1) Appellation: Wines from noteworthy regions will proudly display the place of origin, which is often a major indicator of quality. Be wary of ambiguous appellations like “California” or “France.”
2) Vintage: Just because it is older does not mean that it is better. Some years have been very poor for certain grape varieties, such as 2005 was for California’s Zinfandel crop. Also, be careful of purchasing dust-covered bottles from the supermarket shelf; stores rarely have optimal environments for storing wine.
3) Producer: If trying a new type of wine, it is suggested to stick with a wine producer with whose quality you are familiar. If you didn’t like one producer’s Merlot, chances are you won’t enjoy their Chardonnay either. Also, smaller winemakers do produce outstanding vintages, but their consistency cannot always be relied upon.
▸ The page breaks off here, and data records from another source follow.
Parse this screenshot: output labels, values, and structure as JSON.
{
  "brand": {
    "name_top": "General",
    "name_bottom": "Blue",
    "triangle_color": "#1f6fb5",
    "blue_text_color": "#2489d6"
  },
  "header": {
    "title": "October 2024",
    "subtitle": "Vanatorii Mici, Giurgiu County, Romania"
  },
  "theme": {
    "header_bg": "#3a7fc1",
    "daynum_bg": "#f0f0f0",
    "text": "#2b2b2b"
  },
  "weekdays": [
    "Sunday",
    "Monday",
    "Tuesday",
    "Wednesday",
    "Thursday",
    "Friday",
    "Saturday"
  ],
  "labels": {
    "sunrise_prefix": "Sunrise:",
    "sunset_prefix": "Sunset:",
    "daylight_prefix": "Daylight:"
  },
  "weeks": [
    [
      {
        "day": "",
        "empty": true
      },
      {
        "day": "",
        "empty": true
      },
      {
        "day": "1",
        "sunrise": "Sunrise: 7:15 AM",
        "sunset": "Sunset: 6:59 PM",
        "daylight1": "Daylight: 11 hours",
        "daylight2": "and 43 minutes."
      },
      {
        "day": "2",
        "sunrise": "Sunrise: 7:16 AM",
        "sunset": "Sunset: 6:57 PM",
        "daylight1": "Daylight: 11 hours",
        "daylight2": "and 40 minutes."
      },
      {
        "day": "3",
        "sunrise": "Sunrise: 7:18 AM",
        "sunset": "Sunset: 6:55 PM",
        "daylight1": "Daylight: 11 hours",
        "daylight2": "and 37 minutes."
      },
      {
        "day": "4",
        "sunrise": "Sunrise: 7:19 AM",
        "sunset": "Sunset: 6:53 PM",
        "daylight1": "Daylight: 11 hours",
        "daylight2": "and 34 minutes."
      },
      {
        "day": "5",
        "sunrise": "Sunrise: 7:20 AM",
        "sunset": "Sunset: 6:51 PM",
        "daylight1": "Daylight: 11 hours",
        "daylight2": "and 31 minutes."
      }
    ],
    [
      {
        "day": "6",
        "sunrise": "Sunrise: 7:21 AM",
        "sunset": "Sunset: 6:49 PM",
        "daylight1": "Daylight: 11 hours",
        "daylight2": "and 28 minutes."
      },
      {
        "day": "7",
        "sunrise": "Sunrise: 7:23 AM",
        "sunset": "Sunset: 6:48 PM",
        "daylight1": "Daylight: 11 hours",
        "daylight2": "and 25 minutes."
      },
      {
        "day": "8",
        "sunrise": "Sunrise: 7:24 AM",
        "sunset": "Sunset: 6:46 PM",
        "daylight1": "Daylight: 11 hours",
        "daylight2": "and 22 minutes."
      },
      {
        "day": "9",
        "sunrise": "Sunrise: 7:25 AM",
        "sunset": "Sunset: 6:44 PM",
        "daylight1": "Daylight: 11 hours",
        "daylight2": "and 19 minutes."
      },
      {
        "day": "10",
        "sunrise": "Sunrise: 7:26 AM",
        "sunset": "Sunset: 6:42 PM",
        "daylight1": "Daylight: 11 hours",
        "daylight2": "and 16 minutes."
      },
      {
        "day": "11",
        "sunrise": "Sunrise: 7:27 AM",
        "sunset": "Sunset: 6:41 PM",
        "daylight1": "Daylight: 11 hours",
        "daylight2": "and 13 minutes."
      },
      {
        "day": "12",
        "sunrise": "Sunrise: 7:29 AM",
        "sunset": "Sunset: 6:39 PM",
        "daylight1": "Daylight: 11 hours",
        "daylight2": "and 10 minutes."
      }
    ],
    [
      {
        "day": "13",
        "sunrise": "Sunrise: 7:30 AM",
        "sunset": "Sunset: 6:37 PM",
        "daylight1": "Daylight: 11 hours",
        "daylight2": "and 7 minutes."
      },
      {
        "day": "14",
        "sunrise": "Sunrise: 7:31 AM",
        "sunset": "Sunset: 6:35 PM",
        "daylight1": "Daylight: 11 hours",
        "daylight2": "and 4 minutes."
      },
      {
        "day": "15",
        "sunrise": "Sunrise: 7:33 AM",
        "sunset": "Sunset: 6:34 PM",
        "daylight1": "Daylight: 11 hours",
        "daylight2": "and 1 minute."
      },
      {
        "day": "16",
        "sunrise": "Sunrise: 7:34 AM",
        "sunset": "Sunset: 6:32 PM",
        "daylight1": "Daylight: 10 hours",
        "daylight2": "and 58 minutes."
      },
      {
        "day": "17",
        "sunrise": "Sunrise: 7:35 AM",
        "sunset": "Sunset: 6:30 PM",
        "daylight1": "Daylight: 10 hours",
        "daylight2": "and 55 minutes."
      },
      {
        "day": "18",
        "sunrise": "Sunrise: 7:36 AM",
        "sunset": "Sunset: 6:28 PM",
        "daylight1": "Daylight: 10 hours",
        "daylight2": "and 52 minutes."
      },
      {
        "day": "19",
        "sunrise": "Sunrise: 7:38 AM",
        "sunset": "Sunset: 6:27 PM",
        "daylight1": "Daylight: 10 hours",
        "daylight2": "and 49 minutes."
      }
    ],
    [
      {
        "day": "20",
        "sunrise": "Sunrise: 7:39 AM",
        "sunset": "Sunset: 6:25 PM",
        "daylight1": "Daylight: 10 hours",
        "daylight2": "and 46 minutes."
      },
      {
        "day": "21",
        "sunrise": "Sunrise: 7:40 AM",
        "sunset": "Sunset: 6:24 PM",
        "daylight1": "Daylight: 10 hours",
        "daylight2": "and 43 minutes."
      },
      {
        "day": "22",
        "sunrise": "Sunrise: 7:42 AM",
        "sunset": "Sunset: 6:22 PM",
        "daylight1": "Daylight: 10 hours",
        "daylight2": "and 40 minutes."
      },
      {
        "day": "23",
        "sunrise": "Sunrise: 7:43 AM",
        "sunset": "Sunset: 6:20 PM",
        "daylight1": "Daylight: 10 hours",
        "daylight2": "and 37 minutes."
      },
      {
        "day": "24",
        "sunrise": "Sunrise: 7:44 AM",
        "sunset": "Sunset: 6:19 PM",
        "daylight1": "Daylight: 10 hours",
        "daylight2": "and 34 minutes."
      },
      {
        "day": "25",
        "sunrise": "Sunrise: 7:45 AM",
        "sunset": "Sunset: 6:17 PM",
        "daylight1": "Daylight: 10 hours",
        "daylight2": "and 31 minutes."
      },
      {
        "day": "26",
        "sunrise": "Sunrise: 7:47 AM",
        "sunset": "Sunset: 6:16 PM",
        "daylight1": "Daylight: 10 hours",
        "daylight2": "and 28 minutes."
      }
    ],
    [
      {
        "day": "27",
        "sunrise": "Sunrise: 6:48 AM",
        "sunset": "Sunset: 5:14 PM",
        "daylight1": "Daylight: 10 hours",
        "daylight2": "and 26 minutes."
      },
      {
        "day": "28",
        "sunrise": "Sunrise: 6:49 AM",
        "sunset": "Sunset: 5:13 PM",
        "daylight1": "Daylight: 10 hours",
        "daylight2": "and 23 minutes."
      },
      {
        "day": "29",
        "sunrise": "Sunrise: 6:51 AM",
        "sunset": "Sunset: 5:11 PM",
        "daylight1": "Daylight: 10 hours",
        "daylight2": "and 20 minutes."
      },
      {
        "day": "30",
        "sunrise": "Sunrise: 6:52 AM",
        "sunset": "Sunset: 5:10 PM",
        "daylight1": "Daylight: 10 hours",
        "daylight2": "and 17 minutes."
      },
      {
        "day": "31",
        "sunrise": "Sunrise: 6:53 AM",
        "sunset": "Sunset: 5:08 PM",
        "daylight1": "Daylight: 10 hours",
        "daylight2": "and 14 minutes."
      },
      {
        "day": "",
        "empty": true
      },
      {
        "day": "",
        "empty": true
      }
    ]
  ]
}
4) Bottling: Wines bottled by the vintner typically indicate higher quality and care than those bottled by a third party. Look for indicators such as “Estate Bottled,” which means that the wine was bottled on-site and made from grapes grown and harvested from the winery’s own vineyards.
5) Variety: This tells you about the body and complexity of the wine according to the grape. A fundamental understanding of the major varietals (Cabernet Sauvignon, Merlot, Zinfandel, Syrah, Pinot Noir, Chardonnay, Riesling, etc.) is helpful.
6) Quality Designations: Labels that indicate “Reserve” or “Vintner’s Selection” demonstrate a higher quality of wine than what the winemaker usually produces. For instance, a bottle of standard Beringer will cost you $4 while a bottle of Beringer Private Reserve will cost you upwards of $90 and taste far better.